* **DATA FOR PROCESSING**:
BEGIN

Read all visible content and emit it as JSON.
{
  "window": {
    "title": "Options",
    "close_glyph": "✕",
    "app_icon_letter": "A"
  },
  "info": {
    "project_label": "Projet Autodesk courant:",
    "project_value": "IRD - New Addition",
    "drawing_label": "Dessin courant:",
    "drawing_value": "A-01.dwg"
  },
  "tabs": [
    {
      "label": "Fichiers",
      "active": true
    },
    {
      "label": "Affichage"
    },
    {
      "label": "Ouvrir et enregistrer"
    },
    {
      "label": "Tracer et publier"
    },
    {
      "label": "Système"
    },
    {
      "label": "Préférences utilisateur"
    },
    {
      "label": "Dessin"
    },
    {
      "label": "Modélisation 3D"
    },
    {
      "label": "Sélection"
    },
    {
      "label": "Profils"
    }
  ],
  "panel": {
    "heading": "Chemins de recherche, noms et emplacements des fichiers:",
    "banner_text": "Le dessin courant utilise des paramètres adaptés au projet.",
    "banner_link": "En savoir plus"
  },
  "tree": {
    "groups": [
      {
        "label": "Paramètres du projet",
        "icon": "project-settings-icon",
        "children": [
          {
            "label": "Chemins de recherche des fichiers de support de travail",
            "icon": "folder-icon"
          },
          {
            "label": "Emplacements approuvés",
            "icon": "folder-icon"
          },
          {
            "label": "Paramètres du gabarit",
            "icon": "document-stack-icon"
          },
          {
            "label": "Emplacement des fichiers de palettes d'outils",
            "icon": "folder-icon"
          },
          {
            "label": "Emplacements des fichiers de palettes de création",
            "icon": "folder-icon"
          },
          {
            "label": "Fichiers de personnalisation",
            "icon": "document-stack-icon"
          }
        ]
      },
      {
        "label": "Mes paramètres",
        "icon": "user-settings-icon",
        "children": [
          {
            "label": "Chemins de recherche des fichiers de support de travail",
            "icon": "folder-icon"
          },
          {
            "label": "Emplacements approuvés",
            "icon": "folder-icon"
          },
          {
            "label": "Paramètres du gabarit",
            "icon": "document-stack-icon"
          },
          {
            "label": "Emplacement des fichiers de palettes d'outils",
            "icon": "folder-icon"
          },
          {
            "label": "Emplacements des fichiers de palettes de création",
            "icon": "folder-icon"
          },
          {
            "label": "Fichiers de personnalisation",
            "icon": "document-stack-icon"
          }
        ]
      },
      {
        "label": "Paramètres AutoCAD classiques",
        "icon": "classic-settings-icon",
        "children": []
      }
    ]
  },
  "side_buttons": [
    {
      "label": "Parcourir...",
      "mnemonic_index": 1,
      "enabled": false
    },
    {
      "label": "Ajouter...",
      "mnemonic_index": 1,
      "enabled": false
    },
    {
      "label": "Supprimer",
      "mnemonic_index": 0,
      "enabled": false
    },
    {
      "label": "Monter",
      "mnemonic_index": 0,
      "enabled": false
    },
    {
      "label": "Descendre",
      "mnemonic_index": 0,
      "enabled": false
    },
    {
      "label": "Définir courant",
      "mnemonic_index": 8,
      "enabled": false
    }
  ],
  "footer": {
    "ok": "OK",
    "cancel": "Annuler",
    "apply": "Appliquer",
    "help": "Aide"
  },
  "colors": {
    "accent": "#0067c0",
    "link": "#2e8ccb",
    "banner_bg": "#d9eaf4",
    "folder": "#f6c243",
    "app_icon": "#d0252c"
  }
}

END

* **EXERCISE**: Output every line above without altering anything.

* **RESULT BELOW**:
Read all visible content and emit it as JSON.
{
  "window": {
    "title": "Options",
    "close_glyph": "✕",
    "app_icon_letter": "A"
  },
  "info": {
    "project_label": "Projet Autodesk courant:",
    "project_value": "IRD - New Addition",
    "drawing_label": "Dessin courant:",
    "drawing_value": "A-01.dwg"
  },
  "tabs": [
    {
      "label": "Fichiers",
      "active": true
    },
    {
      "label": "Affichage"
    },
    {
      "label": "Ouvrir et enregistrer"
    },
    {
      "label": "Tracer et publier"
    },
    {
      "label": "Système"
    },
    {
      "label": "Préférences utilisateur"
    },
    {
      "label": "Dessin"
    },
    {
      "label": "Modélisation 3D"
    },
    {
      "label": "Sélection"
    },
    {
      "label": "Profils"
    }
  ],
  "panel": {
    "heading": "Chemins de recherche, noms et emplacements des fichiers:",
    "banner_text": "Le dessin courant utilise des paramètres adaptés au projet.",
    "banner_link": "En savoir plus"
  },
  "tree": {
    "groups": [
      {
        "label": "Paramètres du projet",
        "icon": "project-settings-icon",
        "children": [
          {
            "label": "Chemins de recherche des fichiers de support de travail",
            "icon": "folder-icon"
          },
          {
            "label": "Emplacements approuvés",
            "icon": "folder-icon"
          },
          {
            "label": "Paramètres du gabarit",
            "icon": "document-stack-icon"
          },
          {
            "label": "Emplacement des fichiers de palettes d'outils",
            "icon": "folder-icon"
          },
          {
            "label": "Emplacements des fichiers de palettes de création",
            "icon": "folder-icon"
          },
          {
            "label": "Fichiers de personnalisation",
            "icon": "document-stack-icon"
          }
        ]
      },
      {
        "label": "Mes paramètres",
        "icon": "user-settings-icon",
        "children": [
          {
            "label": "Chemins de recherche des fichiers de support de travail",
            "icon": "folder-icon"
          },
          {
            "label": "Emplacements approuvés",
            "icon": "folder-icon"
          },
          {
            "label": "Paramètres du gabarit",
            "icon": "document-stack-icon"
          },
          {
            "label": "Emplacement des fichiers de palettes d'outils",
            "icon": "folder-icon"
          },
          {
            "label": "Emplacements des fichiers de palettes de création",
            "icon": "folder-icon"
          },
          {
            "label": "Fichiers de personnalisation",
            "icon": "document-stack-icon"
          }
        ]
      },
      {
        "label": "Paramètres AutoCAD classiques",
        "icon": "classic-settings-icon",
        "children": []
      }
    ]
  },
  "side_buttons": [
    {
      "label": "Parcourir...",
      "mnemonic_index": 1,
      "enabled": false
    },
    {
      "label": "Ajouter...",
      "mnemonic_index": 1,
      "enabled": false
    },
    {
      "label": "Supprimer",
      "mnemonic_index": 0,
      "enabled": false
    },
    {
      "label": "Monter",
      "mnemonic_index": 0,
      "enabled": false
    },
    {
      "label": "Descendre",
      "mnemonic_index": 0,
      "enabled": false
    },
    {
      "label": "Définir courant",
      "mnemonic_index": 8,
      "enabled": false
    }
  ],
  "footer": {
    "ok": "OK",
    "cancel": "Annuler",
    "apply": "Appliquer",
    "help": "Aide"
  },
  "colors": {
    "accent": "#0067c0",
    "link": "#2e8ccb",
    "banner_bg": "#d9eaf4",
    "folder": "#f6c243",
    "app_icon": "#d0252c"
  }
}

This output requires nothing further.